Thanks to the asylum laws of the United States, people from other countries suffering persecution due to their political opinions, religion, race, or their membership in a specific social group can seek safety in this country. But sometimes time is of the essence. People who need asylum do not always have time to learn English before attempting asylum.
Fortunately, U.S. immigration law allows for people who are not English speakers to apply for asylum. If you or someone you know is in this position, the USCIS describes what must happen going forward.
Bringing an interpreter
U.S. law has no problem with a non-English speaker bringing an interpreter to an asylum interview. However, the USCIS has some requirements for your interpreter. Whoever it is cannot be your attorney or your representative of record. The interpreter also cannot be a person who represents your home country or serves as an employee of the country.
You might want to bring witnesses with you who can testify to your case at the interview. Witnesses can be helpful, but they cannot interpret your words for you, so your interpreter must be a different party. The person who can interpret your words must also be no younger than 18 years of age and be fluent in both English and your present language.

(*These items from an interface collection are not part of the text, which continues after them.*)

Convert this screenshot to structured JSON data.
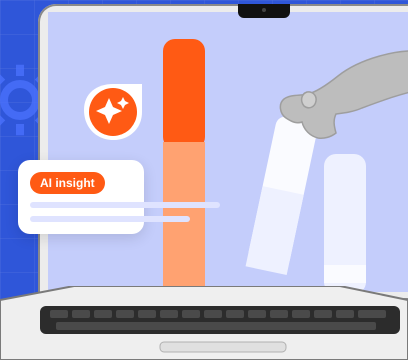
{
  "insight_card": {
    "label": "AI insight"
  },
  "icons": {
    "sparkle_badge": "sparkle-icon",
    "background_gear": "gear-icon"
  },
  "colors": {
    "background": "#2f56d9",
    "screen": "#c4cdfb",
    "accent": "#ff5a14",
    "accent_light": "#ffa271",
    "bar_pale": "#eef1ff"
  }
}
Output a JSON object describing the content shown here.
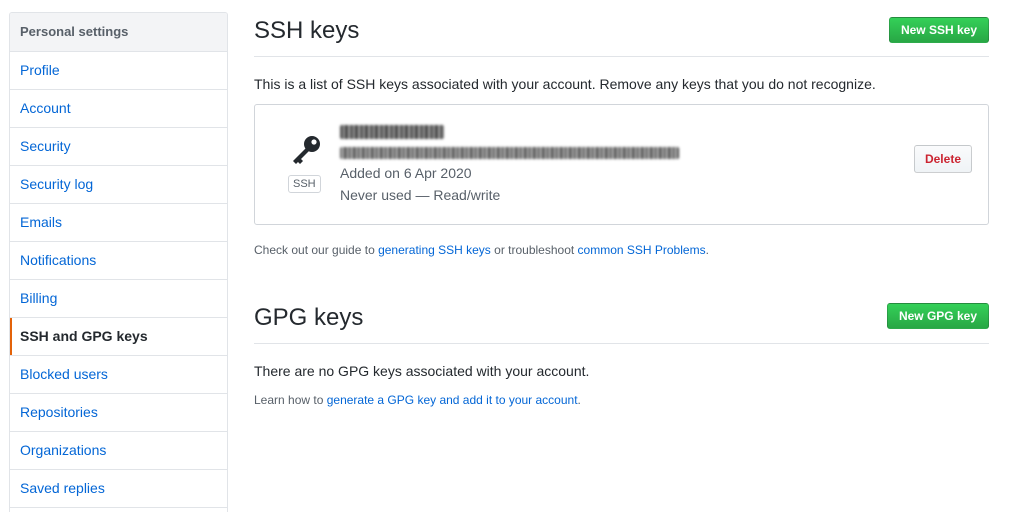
{
  "sidebar": {
    "header": "Personal settings",
    "items": [
      {
        "label": "Profile"
      },
      {
        "label": "Account"
      },
      {
        "label": "Security"
      },
      {
        "label": "Security log"
      },
      {
        "label": "Emails"
      },
      {
        "label": "Notifications"
      },
      {
        "label": "Billing"
      },
      {
        "label": "SSH and GPG keys",
        "selected": true
      },
      {
        "label": "Blocked users"
      },
      {
        "label": "Repositories"
      },
      {
        "label": "Organizations"
      },
      {
        "label": "Saved replies"
      }
    ]
  },
  "ssh": {
    "title": "SSH keys",
    "new_button": "New SSH key",
    "description": "This is a list of SSH keys associated with your account. Remove any keys that you do not recognize.",
    "key": {
      "type_badge": "SSH",
      "added": "Added on 6 Apr 2020",
      "usage": "Never used — Read/write",
      "delete_button": "Delete",
      "icon": "key-icon"
    },
    "guide": {
      "prefix": "Check out our guide to ",
      "link1": "generating SSH keys",
      "middle": " or troubleshoot ",
      "link2": "common SSH Problems",
      "suffix": "."
    }
  },
  "gpg": {
    "title": "GPG keys",
    "new_button": "New GPG key",
    "empty_text": "There are no GPG keys associated with your account.",
    "learn": {
      "prefix": "Learn how to ",
      "link": "generate a GPG key and add it to your account",
      "suffix": "."
    }
  },
  "colors": {
    "accent": "#0366d6",
    "primary_button": "#28a745",
    "danger": "#cb2431",
    "selected_marker": "#e36209"
  }
}
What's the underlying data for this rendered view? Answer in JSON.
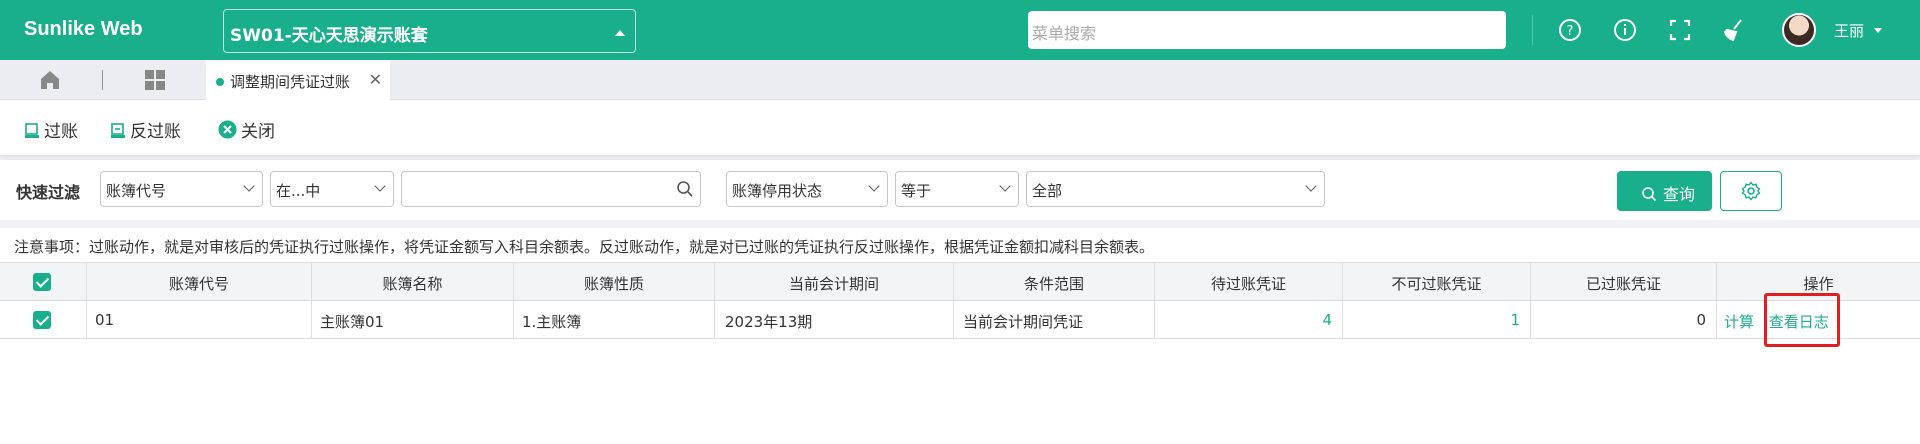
{
  "app": {
    "logo": "Sunlike Web",
    "account": "SW01-天心天思演示账套",
    "search_placeholder": "菜单搜索",
    "user": "王丽"
  },
  "tabs": {
    "active": "调整期间凭证过账"
  },
  "toolbar": {
    "post": "过账",
    "unpost": "反过账",
    "close": "关闭"
  },
  "filter": {
    "label": "快速过滤",
    "field1": "账簿代号",
    "op1": "在...中",
    "value1": "",
    "field2": "账簿停用状态",
    "op2": "等于",
    "value2": "全部",
    "query": "查询"
  },
  "notice": "注意事项：过账动作，就是对审核后的凭证执行过账操作，将凭证金额写入科目余额表。反过账动作，就是对已过账的凭证执行反过账操作，根据凭证金额扣减科目余额表。",
  "table": {
    "headers": [
      "账簿代号",
      "账簿名称",
      "账簿性质",
      "当前会计期间",
      "条件范围",
      "待过账凭证",
      "不可过账凭证",
      "已过账凭证",
      "操作"
    ],
    "rows": [
      {
        "code": "01",
        "name": "主账簿01",
        "nature": "1.主账簿",
        "period": "2023年13期",
        "scope": "当前会计期间凭证",
        "pending": "4",
        "unpostable": "1",
        "posted": "0",
        "action1": "计算",
        "action2": "查看日志"
      }
    ]
  },
  "colors": {
    "primary": "#1aaf8b",
    "highlight": "#e02020"
  }
}
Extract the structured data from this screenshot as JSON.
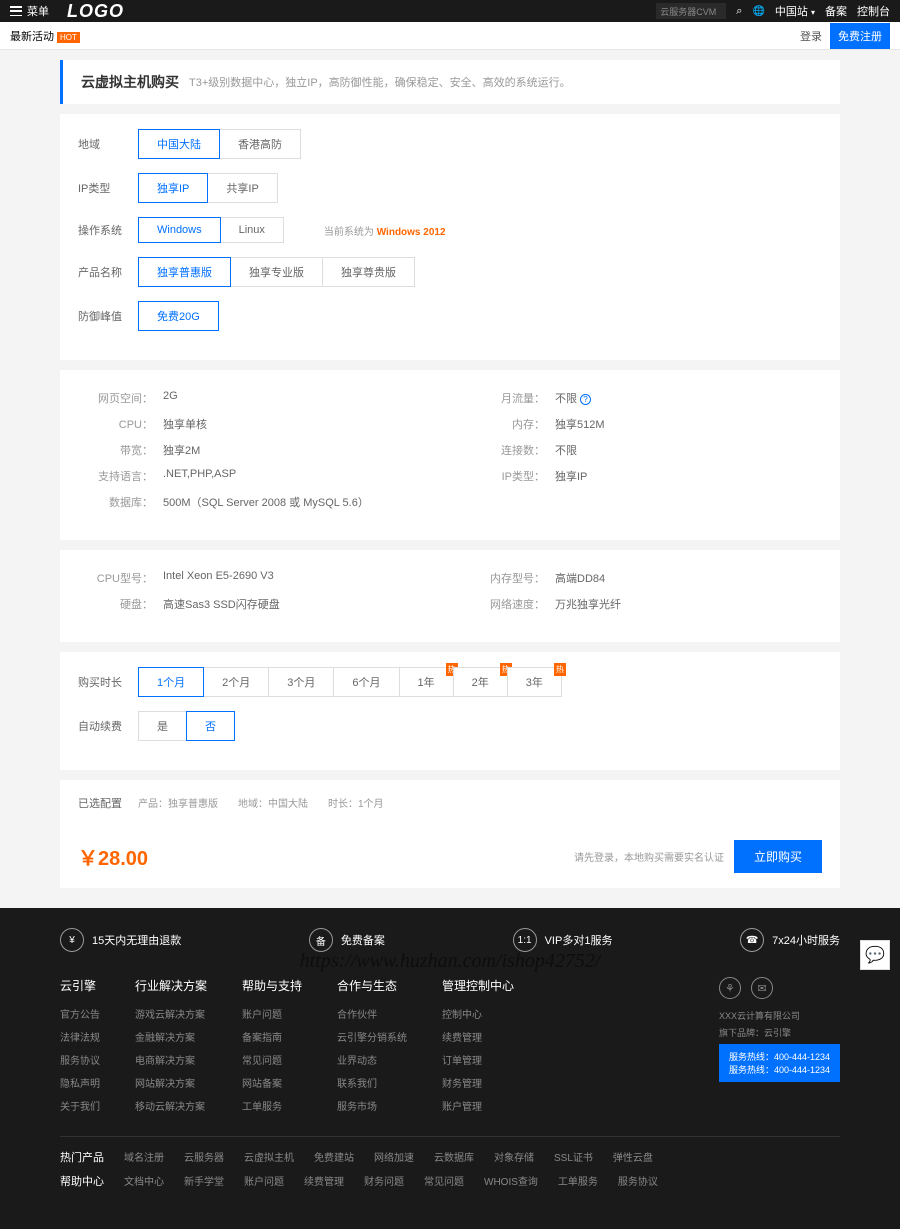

Bringing translated documents
You or your immigrant friend may have little to no experience with English writing. You have only dealt with documents in your home country’s language. But if you have to present important documents to a hearing, you have to present these documents in English. The documents must have a certification that will help show that the documents have a complete, correct and proficient translation.
Fulfilling these steps may put you on the road to securing permanent residence in the U.S. It can also help you bring family members into the country. If the U.S. government grants you asylum, you may file a Form I-730 that can petition your spouse and children for entry into the United States. Hopefully, these actions may secure you and your loved ones from any further harm from your home country.